The 112-page document, released by the Trump administration in response to repeated accusations of fraud, provides a direct screen copy of emails received by the administration. Many of the emails focus negatively on the Presidential Advisory Commission on Election Integrity, a movement attempting to access voter information in a way that’s more transparent (at least for the government).
Critics of the Presidential Advisory Commission on Election Integrity say it would grant Trump access to the full names, addresses, date of birth, political leaning, voter history, and last four SSN digits for every voter in the United States. Opponents point out that giving a candidate (or current POTUS) this information poses many risks to the public; not only could it get into the wrong hands, but it could also potentially be abused to manipulate an election, too.
People who sent emails (either positively, negatively or just to say they voted) are now finding that their emails are disclosed to the public in full. Though many are limited to just first names, last names, emails, and locations, some individuals did include personal addresses, potentially placing their safety at risk in these tumultuous political times.
Former Deputy Secretary of Labor Chris Lu pointed out that just because the POTUS legally can release personal information, it doesn’t necessarily mean he should.
“Whether or not it’s legal to disclose this personal information, it’s clearly improper, and no responsible White House would do this.”
Theresa Lee, staff attorney to the American Civil Liberties Union (ACLU), drew attention to how concerning the sheer lack of regard for privacy was.
“This cavalier attitude toward the public’s personal information is especially concerning given the commission’s request for sensitive data on every registered voter in the country.”
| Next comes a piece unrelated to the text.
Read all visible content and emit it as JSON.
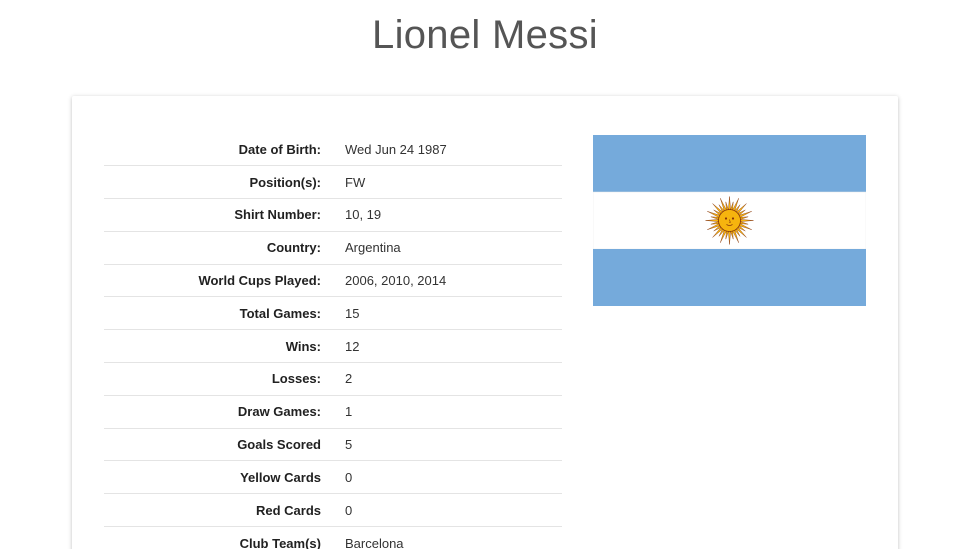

While most voters likely won’t experience any problems, there is a heightened risk for identity theft and retaliation from alt-right or alt-left groups. The release is neither an issue of being a Republican or a Democrat; in fact, members of both parties wrote in and had their information disclosed equally. Instead, people who included addresses must now worry whether or not unstable and undesirable individuals can now track them down simply because they chose to speak out about politics.